[TASK TO COMPLETE]: Copy out every entry, keeping each character the same.

[SUPPLIED MATERIAL]:
══════

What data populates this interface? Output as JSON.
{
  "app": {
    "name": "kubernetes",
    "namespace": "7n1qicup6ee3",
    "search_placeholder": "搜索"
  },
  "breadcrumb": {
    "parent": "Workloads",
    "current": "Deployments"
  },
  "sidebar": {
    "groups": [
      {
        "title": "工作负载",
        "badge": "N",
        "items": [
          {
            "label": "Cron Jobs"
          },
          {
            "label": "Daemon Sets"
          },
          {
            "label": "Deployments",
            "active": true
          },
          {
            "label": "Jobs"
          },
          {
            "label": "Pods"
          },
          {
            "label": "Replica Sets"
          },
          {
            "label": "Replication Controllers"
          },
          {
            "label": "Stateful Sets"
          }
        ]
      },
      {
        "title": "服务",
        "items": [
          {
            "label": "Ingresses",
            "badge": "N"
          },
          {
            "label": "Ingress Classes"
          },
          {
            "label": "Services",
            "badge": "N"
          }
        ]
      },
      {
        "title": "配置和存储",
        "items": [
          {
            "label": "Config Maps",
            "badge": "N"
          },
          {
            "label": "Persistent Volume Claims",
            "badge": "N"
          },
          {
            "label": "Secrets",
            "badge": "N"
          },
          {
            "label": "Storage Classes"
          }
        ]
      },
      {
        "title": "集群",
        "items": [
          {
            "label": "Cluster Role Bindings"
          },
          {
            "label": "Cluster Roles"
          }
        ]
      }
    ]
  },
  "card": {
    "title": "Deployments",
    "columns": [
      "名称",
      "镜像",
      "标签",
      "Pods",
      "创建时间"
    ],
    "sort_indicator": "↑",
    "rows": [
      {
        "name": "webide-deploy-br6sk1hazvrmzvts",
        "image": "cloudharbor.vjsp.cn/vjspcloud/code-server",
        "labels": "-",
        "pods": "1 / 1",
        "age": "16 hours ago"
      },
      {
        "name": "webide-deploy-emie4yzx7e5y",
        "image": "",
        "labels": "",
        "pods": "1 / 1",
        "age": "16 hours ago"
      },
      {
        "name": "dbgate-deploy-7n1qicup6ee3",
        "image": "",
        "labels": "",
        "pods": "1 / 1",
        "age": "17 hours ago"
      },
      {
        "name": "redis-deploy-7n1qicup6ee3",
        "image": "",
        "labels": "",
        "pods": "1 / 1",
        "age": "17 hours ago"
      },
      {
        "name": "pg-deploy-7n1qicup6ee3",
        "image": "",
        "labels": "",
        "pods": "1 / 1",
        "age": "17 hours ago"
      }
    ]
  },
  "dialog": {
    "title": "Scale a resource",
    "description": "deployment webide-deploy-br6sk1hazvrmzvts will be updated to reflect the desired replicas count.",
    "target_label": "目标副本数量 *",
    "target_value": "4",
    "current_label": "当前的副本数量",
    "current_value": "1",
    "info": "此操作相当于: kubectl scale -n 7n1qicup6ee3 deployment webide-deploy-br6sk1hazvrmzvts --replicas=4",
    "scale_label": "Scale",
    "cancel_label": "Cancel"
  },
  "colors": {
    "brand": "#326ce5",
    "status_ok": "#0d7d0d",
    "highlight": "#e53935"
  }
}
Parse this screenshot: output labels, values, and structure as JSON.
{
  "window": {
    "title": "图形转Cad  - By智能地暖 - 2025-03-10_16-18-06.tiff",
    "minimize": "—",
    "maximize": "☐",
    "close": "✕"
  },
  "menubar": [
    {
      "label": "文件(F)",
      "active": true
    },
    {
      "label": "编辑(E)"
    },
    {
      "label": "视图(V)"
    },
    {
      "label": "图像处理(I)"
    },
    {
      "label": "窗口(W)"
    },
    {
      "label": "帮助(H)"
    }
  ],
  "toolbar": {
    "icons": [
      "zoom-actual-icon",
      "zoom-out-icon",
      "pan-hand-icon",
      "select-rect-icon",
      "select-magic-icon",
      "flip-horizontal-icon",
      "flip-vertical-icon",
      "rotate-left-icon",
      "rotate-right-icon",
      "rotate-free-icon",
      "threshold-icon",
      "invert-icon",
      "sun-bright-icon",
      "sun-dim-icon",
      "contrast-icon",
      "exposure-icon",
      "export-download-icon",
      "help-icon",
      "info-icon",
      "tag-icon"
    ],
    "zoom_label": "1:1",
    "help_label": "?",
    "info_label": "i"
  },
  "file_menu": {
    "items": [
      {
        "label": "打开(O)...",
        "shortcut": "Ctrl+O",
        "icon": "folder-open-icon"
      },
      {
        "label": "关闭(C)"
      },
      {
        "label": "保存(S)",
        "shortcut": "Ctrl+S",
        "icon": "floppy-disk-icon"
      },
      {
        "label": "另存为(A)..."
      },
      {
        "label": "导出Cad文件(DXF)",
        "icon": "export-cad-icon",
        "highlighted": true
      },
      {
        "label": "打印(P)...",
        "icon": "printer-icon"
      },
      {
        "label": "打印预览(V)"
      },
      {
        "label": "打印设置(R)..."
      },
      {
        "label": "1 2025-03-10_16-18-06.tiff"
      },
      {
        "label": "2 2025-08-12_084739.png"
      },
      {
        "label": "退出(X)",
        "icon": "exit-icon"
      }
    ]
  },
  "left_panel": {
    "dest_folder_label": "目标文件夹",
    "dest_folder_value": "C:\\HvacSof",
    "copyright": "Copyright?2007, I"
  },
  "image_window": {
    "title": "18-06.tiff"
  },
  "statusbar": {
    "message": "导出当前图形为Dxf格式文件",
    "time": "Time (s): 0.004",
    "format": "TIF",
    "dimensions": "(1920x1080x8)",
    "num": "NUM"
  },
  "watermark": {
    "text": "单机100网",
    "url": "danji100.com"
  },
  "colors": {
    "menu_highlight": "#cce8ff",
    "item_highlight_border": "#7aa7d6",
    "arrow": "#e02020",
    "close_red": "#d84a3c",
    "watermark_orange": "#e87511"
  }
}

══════

[SOLUTION TO THE PROBLEM]:
What data populates this interface? Output as JSON.
{
  "app": {
    "name": "kubernetes",
    "namespace": "7n1qicup6ee3",
    "search_placeholder": "搜索"
  },
  "breadcrumb": {
    "parent": "Workloads",
    "current": "Deployments"
  },
  "sidebar": {
    "groups": [
      {
        "title": "工作负载",
        "badge": "N",
        "items": [
          {
            "label": "Cron Jobs"
          },
          {
            "label": "Daemon Sets"
          },
          {
            "label": "Deployments",
            "active": true
          },
          {
            "label": "Jobs"
          },
          {
            "label": "Pods"
          },
          {
            "label": "Replica Sets"
          },
          {
            "label": "Replication Controllers"
          },
          {
            "label": "Stateful Sets"
          }
        ]
      },
      {
        "title": "服务",
        "items": [
          {
            "label": "Ingresses",
            "badge": "N"
          },
          {
            "label": "Ingress Classes"
          },
          {
            "label": "Services",
            "badge": "N"
          }
        ]
      },
      {
        "title": "配置和存储",
        "items": [
          {
            "label": "Config Maps",
            "badge": "N"
          },
          {
            "label": "Persistent Volume Claims",
            "badge": "N"
          },
          {
            "label": "Secrets",
            "badge": "N"
          },
          {
            "label": "Storage Classes"
          }
        ]
      },
      {
        "title": "集群",
        "items": [
          {
            "label": "Cluster Role Bindings"
          },
          {
            "label": "Cluster Roles"
          }
        ]
      }
    ]
  },
  "card": {
    "title": "Deployments",
    "columns": [
      "名称",
      "镜像",
      "标签",
      "Pods",
      "创建时间"
    ],
    "sort_indicator": "↑",
    "rows": [
      {
        "name": "webide-deploy-br6sk1hazvrmzvts",
        "image": "cloudharbor.vjsp.cn/vjspcloud/code-server",
        "labels": "-",
        "pods": "1 / 1",
        "age": "16 hours ago"
      },
      {
        "name": "webide-deploy-emie4yzx7e5y",
        "image": "",
        "labels": "",
        "pods": "1 / 1",
        "age": "16 hours ago"
      },
      {
        "name": "dbgate-deploy-7n1qicup6ee3",
        "image": "",
        "labels": "",
        "pods": "1 / 1",
        "age": "17 hours ago"
      },
      {
        "name": "redis-deploy-7n1qicup6ee3",
        "image": "",
        "labels": "",
        "pods": "1 / 1",
        "age": "17 hours ago"
      },
      {
        "name": "pg-deploy-7n1qicup6ee3",
        "image": "",
        "labels": "",
        "pods": "1 / 1",
        "age": "17 hours ago"
      }
    ]
  },
  "dialog": {
    "title": "Scale a resource",
    "description": "deployment webide-deploy-br6sk1hazvrmzvts will be updated to reflect the desired replicas count.",
    "target_label": "目标副本数量 *",
    "target_value": "4",
    "current_label": "当前的副本数量",
    "current_value": "1",
    "info": "此操作相当于: kubectl scale -n 7n1qicup6ee3 deployment webide-deploy-br6sk1hazvrmzvts --replicas=4",
    "scale_label": "Scale",
    "cancel_label": "Cancel"
  },
  "colors": {
    "brand": "#326ce5",
    "status_ok": "#0d7d0d",
    "highlight": "#e53935"
  }
}
Parse this screenshot: output labels, values, and structure as JSON.
{
  "window": {
    "title": "图形转Cad  - By智能地暖 - 2025-03-10_16-18-06.tiff",
    "minimize": "—",
    "maximize": "☐",
    "close": "✕"
  },
  "menubar": [
    {
      "label": "文件(F)",
      "active": true
    },
    {
      "label": "编辑(E)"
    },
    {
      "label": "视图(V)"
    },
    {
      "label": "图像处理(I)"
    },
    {
      "label": "窗口(W)"
    },
    {
      "label": "帮助(H)"
    }
  ],
  "toolbar": {
    "icons": [
      "zoom-actual-icon",
      "zoom-out-icon",
      "pan-hand-icon",
      "select-rect-icon",
      "select-magic-icon",
      "flip-horizontal-icon",
      "flip-vertical-icon",
      "rotate-left-icon",
      "rotate-right-icon",
      "rotate-free-icon",
      "threshold-icon",
      "invert-icon",
      "sun-bright-icon",
      "sun-dim-icon",
      "contrast-icon",
      "exposure-icon",
      "export-download-icon",
      "help-icon",
      "info-icon",
      "tag-icon"
    ],
    "zoom_label": "1:1",
    "help_label": "?",
    "info_label": "i"
  },
  "file_menu": {
    "items": [
      {
        "label": "打开(O)...",
        "shortcut": "Ctrl+O",
        "icon": "folder-open-icon"
      },
      {
        "label": "关闭(C)"
      },
      {
        "label": "保存(S)",
        "shortcut": "Ctrl+S",
        "icon": "floppy-disk-icon"
      },
      {
        "label": "另存为(A)..."
      },
      {
        "label": "导出Cad文件(DXF)",
        "icon": "export-cad-icon",
        "highlighted": true
      },
      {
        "label": "打印(P)...",
        "icon": "printer-icon"
      },
      {
        "label": "打印预览(V)"
      },
      {
        "label": "打印设置(R)..."
      },
      {
        "label": "1 2025-03-10_16-18-06.tiff"
      },
      {
        "label": "2 2025-08-12_084739.png"
      },
      {
        "label": "退出(X)",
        "icon": "exit-icon"
      }
    ]
  },
  "left_panel": {
    "dest_folder_label": "目标文件夹",
    "dest_folder_value": "C:\\HvacSof",
    "copyright": "Copyright?2007, I"
  },
  "image_window": {
    "title": "18-06.tiff"
  },
  "statusbar": {
    "message": "导出当前图形为Dxf格式文件",
    "time": "Time (s): 0.004",
    "format": "TIF",
    "dimensions": "(1920x1080x8)",
    "num": "NUM"
  },
  "watermark": {
    "text": "单机100网",
    "url": "danji100.com"
  },
  "colors": {
    "menu_highlight": "#cce8ff",
    "item_highlight_border": "#7aa7d6",
    "arrow": "#e02020",
    "close_red": "#d84a3c",
    "watermark_orange": "#e87511"
  }
}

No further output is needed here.